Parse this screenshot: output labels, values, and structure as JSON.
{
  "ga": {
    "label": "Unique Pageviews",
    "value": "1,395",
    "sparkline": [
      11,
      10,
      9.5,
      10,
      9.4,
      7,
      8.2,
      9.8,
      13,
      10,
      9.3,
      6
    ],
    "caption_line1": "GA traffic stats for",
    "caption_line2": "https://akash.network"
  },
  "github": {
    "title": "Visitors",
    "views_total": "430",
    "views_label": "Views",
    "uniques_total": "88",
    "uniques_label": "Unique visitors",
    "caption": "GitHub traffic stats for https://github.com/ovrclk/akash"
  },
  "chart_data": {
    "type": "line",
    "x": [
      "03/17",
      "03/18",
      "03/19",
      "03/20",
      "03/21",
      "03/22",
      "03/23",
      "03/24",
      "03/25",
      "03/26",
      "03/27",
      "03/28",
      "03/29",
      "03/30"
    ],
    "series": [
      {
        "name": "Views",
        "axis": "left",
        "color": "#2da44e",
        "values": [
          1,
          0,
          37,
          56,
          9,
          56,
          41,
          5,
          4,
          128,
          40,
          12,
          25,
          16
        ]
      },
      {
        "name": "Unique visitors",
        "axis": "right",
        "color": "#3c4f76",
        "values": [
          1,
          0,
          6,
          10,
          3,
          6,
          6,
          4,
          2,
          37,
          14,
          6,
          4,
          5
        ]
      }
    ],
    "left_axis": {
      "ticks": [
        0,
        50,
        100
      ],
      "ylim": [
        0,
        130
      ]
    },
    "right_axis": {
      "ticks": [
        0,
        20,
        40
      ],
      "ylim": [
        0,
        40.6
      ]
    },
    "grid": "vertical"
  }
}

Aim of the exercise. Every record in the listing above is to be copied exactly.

Answer space.
Parse this screenshot: output labels, values, and structure as JSON.
{
  "ga": {
    "label": "Unique Pageviews",
    "value": "1,395",
    "sparkline": [
      11,
      10,
      9.5,
      10,
      9.4,
      7,
      8.2,
      9.8,
      13,
      10,
      9.3,
      6
    ],
    "caption_line1": "GA traffic stats for",
    "caption_line2": "https://akash.network"
  },
  "github": {
    "title": "Visitors",
    "views_total": "430",
    "views_label": "Views",
    "uniques_total": "88",
    "uniques_label": "Unique visitors",
    "caption": "GitHub traffic stats for https://github.com/ovrclk/akash"
  },
  "chart_data": {
    "type": "line",
    "x": [
      "03/17",
      "03/18",
      "03/19",
      "03/20",
      "03/21",
      "03/22",
      "03/23",
      "03/24",
      "03/25",
      "03/26",
      "03/27",
      "03/28",
      "03/29",
      "03/30"
    ],
    "series": [
      {
        "name": "Views",
        "axis": "left",
        "color": "#2da44e",
        "values": [
          1,
          0,
          37,
          56,
          9,
          56,
          41,
          5,
          4,
          128,
          40,
          12,
          25,
          16
        ]
      },
      {
        "name": "Unique visitors",
        "axis": "right",
        "color": "#3c4f76",
        "values": [
          1,
          0,
          6,
          10,
          3,
          6,
          6,
          4,
          2,
          37,
          14,
          6,
          4,
          5
        ]
      }
    ],
    "left_axis": {
      "ticks": [
        0,
        50,
        100
      ],
      "ylim": [
        0,
        130
      ]
    },
    "right_axis": {
      "ticks": [
        0,
        20,
        40
      ],
      "ylim": [
        0,
        40.6
      ]
    },
    "grid": "vertical"
  }
}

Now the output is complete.